Data items
**********

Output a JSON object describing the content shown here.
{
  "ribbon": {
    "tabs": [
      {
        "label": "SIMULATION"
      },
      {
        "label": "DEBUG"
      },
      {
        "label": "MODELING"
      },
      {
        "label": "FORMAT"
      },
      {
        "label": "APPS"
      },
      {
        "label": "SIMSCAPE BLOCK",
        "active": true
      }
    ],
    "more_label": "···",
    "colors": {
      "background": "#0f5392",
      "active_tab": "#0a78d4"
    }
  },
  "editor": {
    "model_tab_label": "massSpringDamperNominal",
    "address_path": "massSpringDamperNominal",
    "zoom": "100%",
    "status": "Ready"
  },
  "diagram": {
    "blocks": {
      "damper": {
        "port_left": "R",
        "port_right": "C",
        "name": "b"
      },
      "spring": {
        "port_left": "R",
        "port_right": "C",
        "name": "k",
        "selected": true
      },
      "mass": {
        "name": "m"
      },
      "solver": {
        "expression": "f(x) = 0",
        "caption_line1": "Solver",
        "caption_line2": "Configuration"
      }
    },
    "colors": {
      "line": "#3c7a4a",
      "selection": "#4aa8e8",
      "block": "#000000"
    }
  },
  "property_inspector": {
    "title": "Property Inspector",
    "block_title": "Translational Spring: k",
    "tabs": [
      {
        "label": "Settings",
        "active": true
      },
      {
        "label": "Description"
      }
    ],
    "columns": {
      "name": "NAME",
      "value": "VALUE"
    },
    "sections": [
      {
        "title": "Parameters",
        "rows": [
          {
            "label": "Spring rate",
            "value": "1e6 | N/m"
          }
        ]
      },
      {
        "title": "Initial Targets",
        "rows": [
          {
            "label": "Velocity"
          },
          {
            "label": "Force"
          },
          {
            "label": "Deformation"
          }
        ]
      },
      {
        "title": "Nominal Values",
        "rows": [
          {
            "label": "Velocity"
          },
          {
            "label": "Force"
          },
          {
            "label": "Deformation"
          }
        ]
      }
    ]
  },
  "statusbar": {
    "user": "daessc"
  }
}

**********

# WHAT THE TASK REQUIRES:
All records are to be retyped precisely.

# WRITTEN RESPONSE:
Output a JSON object describing the content shown here.
{
  "ribbon": {
    "tabs": [
      {
        "label": "SIMULATION"
      },
      {
        "label": "DEBUG"
      },
      {
        "label": "MODELING"
      },
      {
        "label": "FORMAT"
      },
      {
        "label": "APPS"
      },
      {
        "label": "SIMSCAPE BLOCK",
        "active": true
      }
    ],
    "more_label": "···",
    "colors": {
      "background": "#0f5392",
      "active_tab": "#0a78d4"
    }
  },
  "editor": {
    "model_tab_label": "massSpringDamperNominal",
    "address_path": "massSpringDamperNominal",
    "zoom": "100%",
    "status": "Ready"
  },
  "diagram": {
    "blocks": {
      "damper": {
        "port_left": "R",
        "port_right": "C",
        "name": "b"
      },
      "spring": {
        "port_left": "R",
        "port_right": "C",
        "name": "k",
        "selected": true
      },
      "mass": {
        "name": "m"
      },
      "solver": {
        "expression": "f(x) = 0",
        "caption_line1": "Solver",
        "caption_line2": "Configuration"
      }
    },
    "colors": {
      "line": "#3c7a4a",
      "selection": "#4aa8e8",
      "block": "#000000"
    }
  },
  "property_inspector": {
    "title": "Property Inspector",
    "block_title": "Translational Spring: k",
    "tabs": [
      {
        "label": "Settings",
        "active": true
      },
      {
        "label": "Description"
      }
    ],
    "columns": {
      "name": "NAME",
      "value": "VALUE"
    },
    "sections": [
      {
        "title": "Parameters",
        "rows": [
          {
            "label": "Spring rate",
            "value": "1e6 | N/m"
          }
        ]
      },
      {
        "title": "Initial Targets",
        "rows": [
          {
            "label": "Velocity"
          },
          {
            "label": "Force"
          },
          {
            "label": "Deformation"
          }
        ]
      },
      {
        "title": "Nominal Values",
        "rows": [
          {
            "label": "Velocity"
          },
          {
            "label": "Force"
          },
          {
            "label": "Deformation"
          }
        ]
      }
    ]
  },
  "statusbar": {
    "user": "daessc"
  }
}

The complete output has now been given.